▶ _DATA SUPPLIED_:
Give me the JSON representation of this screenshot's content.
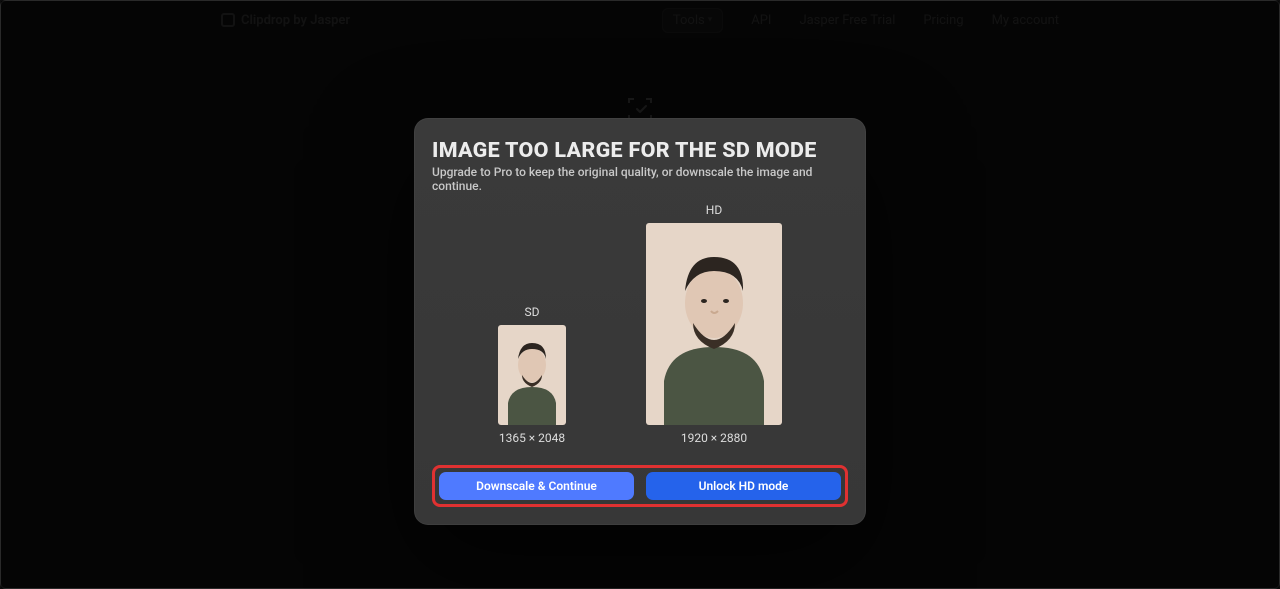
{
  "nav": {
    "brand": "Clipdrop by Jasper",
    "items": {
      "tools": "Tools",
      "api": "API",
      "trial": "Jasper Free Trial",
      "pricing": "Pricing",
      "account": "My account"
    }
  },
  "modal": {
    "title": "IMAGE TOO LARGE FOR THE SD MODE",
    "subtitle": "Upgrade to Pro to keep the original quality, or downscale the image and continue.",
    "sd": {
      "label": "SD",
      "dimensions": "1365 × 2048"
    },
    "hd": {
      "label": "HD",
      "dimensions": "1920 × 2880"
    },
    "buttons": {
      "downscale": "Downscale & Continue",
      "unlock": "Unlock HD mode"
    }
  },
  "colors": {
    "highlight": "#e03131",
    "blue": "#2563eb",
    "blue_light": "#4f7aff"
  }
}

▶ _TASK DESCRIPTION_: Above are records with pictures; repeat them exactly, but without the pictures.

▶ _TASK ANSWER_:
Give me the JSON representation of this screenshot's content.
{
  "nav": {
    "brand": "Clipdrop by Jasper",
    "items": {
      "tools": "Tools",
      "api": "API",
      "trial": "Jasper Free Trial",
      "pricing": "Pricing",
      "account": "My account"
    }
  },
  "modal": {
    "title": "IMAGE TOO LARGE FOR THE SD MODE",
    "subtitle": "Upgrade to Pro to keep the original quality, or downscale the image and continue.",
    "sd": {
      "label": "SD",
      "dimensions": "1365 × 2048"
    },
    "hd": {
      "label": "HD",
      "dimensions": "1920 × 2880"
    },
    "buttons": {
      "downscale": "Downscale & Continue",
      "unlock": "Unlock HD mode"
    }
  },
  "colors": {
    "highlight": "#e03131",
    "blue": "#2563eb",
    "blue_light": "#4f7aff"
  }
}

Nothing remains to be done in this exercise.